On April 22, 2020, Senate Majority Leader Mitt McConnell stated that he is in favor of letting states swamped with high public employee pension costs, who are now pushed to the limit because of the Wuhan virus pandemic, to declare bankruptcy instead of receiving a federal bailout.
“I would certainly be in favor of allowing states to use the bankruptcy route,” he declared on April 22 in response to a question that conservative radio host Hugh Hewitt asked him that day. “It’s saved some cities, and there’s no good reason for it not to be available.”
Hewitt alluded to California, Illinois and Connecticut as states that have bloated public sector union benefits. McConnell expressed his reluctance to pile up more debt through more bailouts.
“You raised yourself the important issue of what states have done, many of them have done to themselves with their pension programs,” he stated. “There’s not going to be any desire on the Republican side to bail out state pensions by borrowing money from future generations.”
McConnell’s remarks provoked great criticism from state and local officials.
New Jersey Democrat Governor Phil Murphy, said he was shocked by McConnell’s remarks, which he called “completely and utterly irresponsible.”
“He’s dead wrong. You have my word we won’t go bankrupt,” he stated. Without cash to states, Murphy commented, governors will be compelled to “gut the living daylights out of every state of America,” cutting budgets and eliminating essential services.
New York Mayor Bill de Blasio went on Twitter and said that McConnell “wants police officers to lose their jobs. He wants firefighters to go broke. He wants hospitals to close and sick people thrown out on the street.”
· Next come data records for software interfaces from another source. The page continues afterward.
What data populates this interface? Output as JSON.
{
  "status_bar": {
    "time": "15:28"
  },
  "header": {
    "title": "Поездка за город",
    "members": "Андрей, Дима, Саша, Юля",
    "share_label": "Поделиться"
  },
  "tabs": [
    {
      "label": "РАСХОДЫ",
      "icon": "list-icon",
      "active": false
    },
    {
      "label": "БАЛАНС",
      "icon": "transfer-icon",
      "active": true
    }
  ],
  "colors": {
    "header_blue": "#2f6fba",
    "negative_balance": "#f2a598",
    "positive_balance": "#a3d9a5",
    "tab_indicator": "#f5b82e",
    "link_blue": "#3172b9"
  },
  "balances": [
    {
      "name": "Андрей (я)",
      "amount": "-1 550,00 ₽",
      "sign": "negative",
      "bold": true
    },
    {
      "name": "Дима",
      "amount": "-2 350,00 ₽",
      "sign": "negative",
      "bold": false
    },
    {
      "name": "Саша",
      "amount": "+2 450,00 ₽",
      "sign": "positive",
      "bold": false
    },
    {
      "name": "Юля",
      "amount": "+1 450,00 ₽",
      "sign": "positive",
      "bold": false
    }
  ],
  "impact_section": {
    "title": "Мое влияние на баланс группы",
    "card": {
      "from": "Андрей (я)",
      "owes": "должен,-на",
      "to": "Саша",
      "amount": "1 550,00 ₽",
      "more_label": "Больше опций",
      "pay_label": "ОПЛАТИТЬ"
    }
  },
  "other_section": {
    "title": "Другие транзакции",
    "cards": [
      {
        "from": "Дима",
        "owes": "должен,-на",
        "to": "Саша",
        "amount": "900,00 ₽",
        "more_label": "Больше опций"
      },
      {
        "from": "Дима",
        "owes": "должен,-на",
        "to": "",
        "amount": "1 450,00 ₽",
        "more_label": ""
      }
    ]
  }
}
McConnell’s statements were also countered by House Speaker Nancy Pelosi, who said on Bloomberg Television on April 21 that a “major package” of aid for state and local government will be tacked on to the next stimulus legislation that Congress is considering.
McConnell may also find himself in at odds with President Donald Trump. The president said April 21 after meeting with New York Governor Andrew Cuomo that states will need assistance. “And I think most Republicans agree too, and Democrats,” Trump said. “And that’s part of phase four.”
On Fox News, McConnell said that any state or local aid must be specifically connected to the pandemic and shouldn’t be used for the purpose of “revenue replacement.”
“We’re not interested in solving their pension problems for them,” McConnell stated. “We’re not interested in rescuing them from bad decisions they’ve made in the past. We’re not going to let them take advantage of this pandemic to solve a lot of problems that they created for themselves with bad decisions in the past.”
Other skeptics of a federal bailout of the states say it would be in violation the federalist system and the sovereignty of states as outlined in the Constitution. If states were allowed to seek bankruptcy protection in federal court, a judge and Congress could exercise influence over states’ fiscal policy.
The National Governors Association claims that states and municipalities will need at least $500 billion in aid to handle the crisis brought about by the Wuhan virus pandemic as tax revenue plummets and demand for services grows.
The last time states have defaulted on debts was the Great Depression.
With looming economic uncertainty, many high-spending states could be in for a wild economic ride.